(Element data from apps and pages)

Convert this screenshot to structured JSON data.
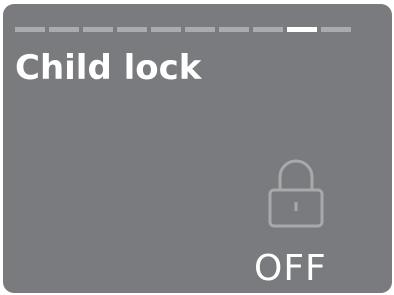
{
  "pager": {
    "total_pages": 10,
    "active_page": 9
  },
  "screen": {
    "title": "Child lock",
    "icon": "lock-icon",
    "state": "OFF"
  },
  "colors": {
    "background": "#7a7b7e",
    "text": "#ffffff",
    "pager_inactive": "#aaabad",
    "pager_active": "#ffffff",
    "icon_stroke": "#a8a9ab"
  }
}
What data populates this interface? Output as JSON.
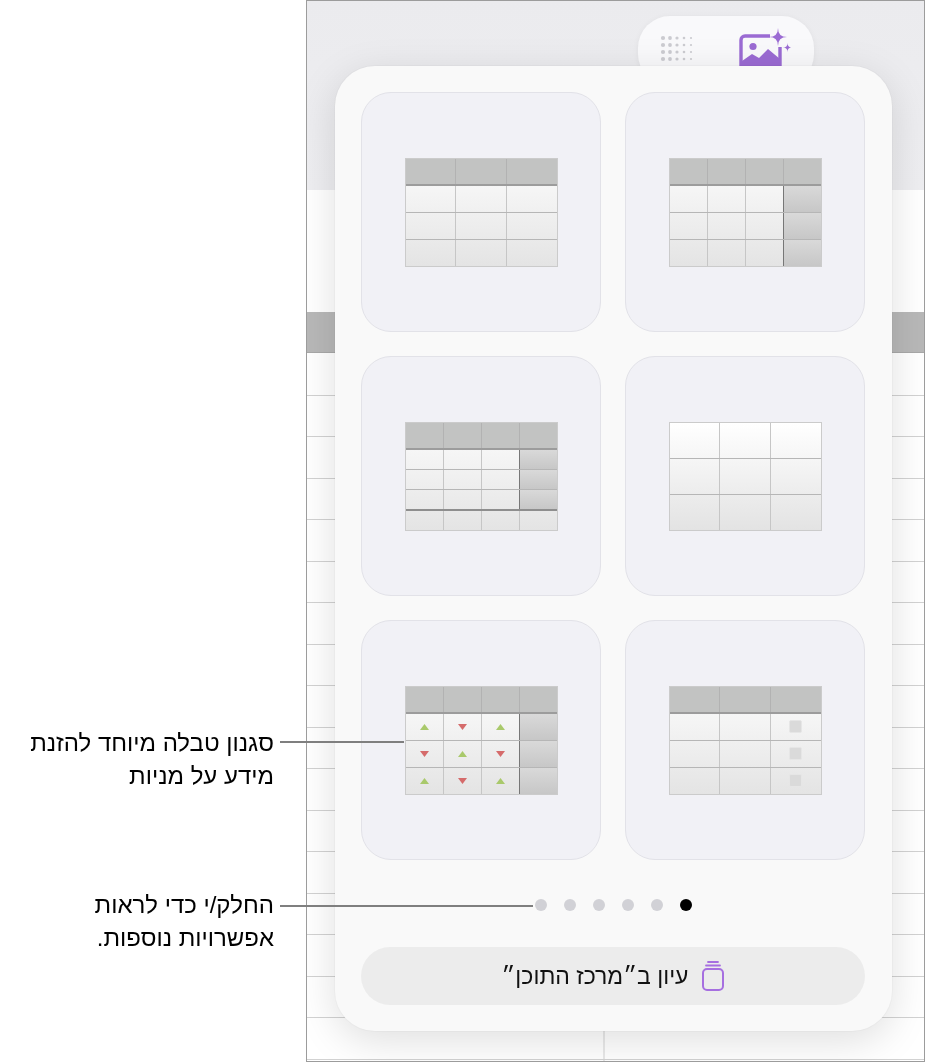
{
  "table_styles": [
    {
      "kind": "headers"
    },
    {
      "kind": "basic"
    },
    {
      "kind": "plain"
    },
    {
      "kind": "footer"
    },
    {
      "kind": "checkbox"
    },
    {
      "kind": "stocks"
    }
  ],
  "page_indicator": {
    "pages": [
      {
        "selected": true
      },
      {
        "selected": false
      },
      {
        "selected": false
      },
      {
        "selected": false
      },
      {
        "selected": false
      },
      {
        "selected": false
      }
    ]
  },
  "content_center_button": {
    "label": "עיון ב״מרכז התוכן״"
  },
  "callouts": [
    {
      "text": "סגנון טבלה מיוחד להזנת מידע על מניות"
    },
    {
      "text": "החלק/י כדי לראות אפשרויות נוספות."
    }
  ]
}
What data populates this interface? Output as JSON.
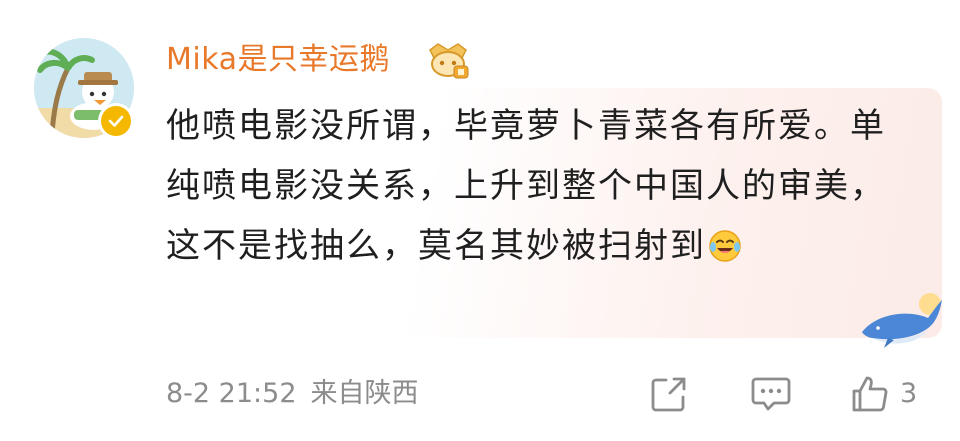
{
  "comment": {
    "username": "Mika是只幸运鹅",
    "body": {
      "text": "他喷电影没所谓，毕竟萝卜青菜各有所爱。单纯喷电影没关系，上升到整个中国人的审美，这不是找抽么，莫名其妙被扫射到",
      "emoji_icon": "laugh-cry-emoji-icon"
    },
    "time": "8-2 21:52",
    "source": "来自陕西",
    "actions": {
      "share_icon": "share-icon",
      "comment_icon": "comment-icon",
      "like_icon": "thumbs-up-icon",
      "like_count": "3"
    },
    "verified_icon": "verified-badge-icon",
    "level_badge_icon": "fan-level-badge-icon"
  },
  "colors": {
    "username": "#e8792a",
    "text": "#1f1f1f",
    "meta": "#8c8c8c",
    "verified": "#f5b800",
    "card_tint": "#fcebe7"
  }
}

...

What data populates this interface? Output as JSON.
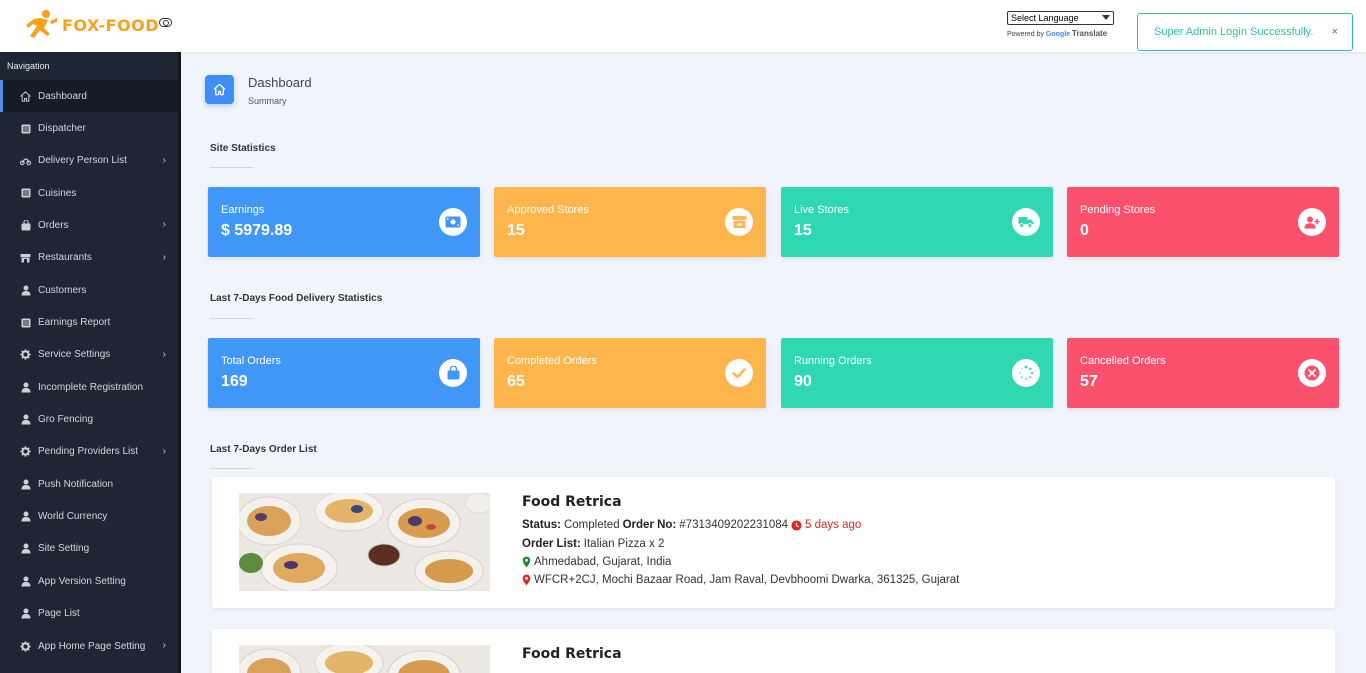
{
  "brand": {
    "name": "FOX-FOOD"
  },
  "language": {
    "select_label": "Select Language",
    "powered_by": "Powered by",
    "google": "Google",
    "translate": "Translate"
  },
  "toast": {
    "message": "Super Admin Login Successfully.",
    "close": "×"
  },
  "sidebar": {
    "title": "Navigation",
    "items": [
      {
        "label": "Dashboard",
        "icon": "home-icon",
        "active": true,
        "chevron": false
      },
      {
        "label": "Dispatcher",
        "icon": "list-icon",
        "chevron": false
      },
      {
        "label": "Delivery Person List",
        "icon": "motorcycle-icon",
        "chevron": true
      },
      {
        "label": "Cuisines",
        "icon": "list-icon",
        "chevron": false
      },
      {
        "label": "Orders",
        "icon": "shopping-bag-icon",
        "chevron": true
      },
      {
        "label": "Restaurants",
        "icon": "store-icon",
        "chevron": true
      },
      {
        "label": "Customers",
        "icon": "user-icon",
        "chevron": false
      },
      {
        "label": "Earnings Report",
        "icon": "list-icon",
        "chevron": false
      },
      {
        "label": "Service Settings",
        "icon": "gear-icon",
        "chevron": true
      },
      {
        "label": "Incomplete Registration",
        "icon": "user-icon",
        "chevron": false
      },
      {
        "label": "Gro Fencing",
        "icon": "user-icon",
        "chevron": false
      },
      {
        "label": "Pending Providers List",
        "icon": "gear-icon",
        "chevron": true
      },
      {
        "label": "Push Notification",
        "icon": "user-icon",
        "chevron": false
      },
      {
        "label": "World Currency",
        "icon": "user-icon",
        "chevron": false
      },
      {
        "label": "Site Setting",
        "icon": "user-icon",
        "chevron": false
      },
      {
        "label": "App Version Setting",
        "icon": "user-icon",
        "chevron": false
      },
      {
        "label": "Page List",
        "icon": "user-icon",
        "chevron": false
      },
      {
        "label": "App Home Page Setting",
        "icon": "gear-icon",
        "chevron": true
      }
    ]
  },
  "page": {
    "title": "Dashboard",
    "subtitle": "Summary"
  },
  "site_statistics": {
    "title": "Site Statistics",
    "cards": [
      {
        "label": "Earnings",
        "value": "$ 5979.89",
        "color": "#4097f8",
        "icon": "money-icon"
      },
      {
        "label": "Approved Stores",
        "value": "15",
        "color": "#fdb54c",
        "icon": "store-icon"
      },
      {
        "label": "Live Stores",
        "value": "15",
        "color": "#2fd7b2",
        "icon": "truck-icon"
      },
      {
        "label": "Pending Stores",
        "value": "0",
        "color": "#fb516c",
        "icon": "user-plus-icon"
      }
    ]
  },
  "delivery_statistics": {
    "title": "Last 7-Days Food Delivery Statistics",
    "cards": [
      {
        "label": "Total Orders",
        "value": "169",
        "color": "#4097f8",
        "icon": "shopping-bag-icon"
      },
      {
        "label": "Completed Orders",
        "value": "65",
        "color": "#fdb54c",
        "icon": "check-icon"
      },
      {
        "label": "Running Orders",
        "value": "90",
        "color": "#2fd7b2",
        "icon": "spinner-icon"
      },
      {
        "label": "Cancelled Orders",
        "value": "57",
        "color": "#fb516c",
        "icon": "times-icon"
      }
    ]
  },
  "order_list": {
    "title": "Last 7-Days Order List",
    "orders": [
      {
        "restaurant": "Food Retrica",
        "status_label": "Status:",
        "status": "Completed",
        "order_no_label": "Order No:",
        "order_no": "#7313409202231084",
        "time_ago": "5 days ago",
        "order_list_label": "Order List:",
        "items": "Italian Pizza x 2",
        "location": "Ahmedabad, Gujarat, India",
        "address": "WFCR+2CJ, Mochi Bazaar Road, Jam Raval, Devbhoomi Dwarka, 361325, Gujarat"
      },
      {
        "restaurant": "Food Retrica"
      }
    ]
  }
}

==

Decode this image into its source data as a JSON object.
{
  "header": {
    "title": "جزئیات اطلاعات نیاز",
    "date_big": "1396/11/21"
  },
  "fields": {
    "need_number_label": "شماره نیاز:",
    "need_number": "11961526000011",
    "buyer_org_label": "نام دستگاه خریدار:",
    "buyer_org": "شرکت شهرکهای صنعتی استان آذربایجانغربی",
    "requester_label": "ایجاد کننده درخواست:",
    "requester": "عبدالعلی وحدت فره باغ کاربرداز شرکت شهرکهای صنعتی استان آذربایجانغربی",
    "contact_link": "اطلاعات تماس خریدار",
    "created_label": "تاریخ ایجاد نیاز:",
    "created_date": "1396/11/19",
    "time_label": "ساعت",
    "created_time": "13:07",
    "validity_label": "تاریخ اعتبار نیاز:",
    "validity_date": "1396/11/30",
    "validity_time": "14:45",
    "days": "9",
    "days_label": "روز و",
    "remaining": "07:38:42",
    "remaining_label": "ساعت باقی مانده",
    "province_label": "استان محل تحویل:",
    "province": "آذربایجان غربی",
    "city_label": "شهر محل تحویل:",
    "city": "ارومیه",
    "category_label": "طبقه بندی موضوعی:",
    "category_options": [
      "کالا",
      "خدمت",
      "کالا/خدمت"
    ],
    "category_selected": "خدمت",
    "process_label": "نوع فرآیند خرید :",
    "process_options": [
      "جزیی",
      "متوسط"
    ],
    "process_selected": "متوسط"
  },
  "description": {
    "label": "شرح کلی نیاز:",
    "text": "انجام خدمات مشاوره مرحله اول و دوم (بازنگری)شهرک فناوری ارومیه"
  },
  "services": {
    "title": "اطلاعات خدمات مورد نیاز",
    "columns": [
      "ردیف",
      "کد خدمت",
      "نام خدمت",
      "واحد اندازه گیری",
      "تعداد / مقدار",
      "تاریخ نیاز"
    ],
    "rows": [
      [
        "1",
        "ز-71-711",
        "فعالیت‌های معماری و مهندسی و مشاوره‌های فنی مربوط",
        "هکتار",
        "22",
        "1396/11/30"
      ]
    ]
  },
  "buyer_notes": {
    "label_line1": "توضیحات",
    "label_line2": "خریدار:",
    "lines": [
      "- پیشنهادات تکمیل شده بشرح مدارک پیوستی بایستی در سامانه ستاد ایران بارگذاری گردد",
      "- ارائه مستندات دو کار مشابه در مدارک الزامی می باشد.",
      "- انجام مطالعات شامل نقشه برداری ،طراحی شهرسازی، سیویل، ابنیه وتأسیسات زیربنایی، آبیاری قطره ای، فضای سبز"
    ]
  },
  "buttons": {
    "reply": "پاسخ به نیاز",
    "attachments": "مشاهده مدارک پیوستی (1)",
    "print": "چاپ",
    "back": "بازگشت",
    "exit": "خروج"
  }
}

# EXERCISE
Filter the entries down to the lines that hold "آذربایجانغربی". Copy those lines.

# RESULT
    "buyer_org": "شرکت شهرکهای صنعتی استان آذربایجانغربی",
    "requester": "عبدالعلی وحدت فره باغ کاربرداز شرکت شهرکهای صنعتی استان آذربایجانغربی",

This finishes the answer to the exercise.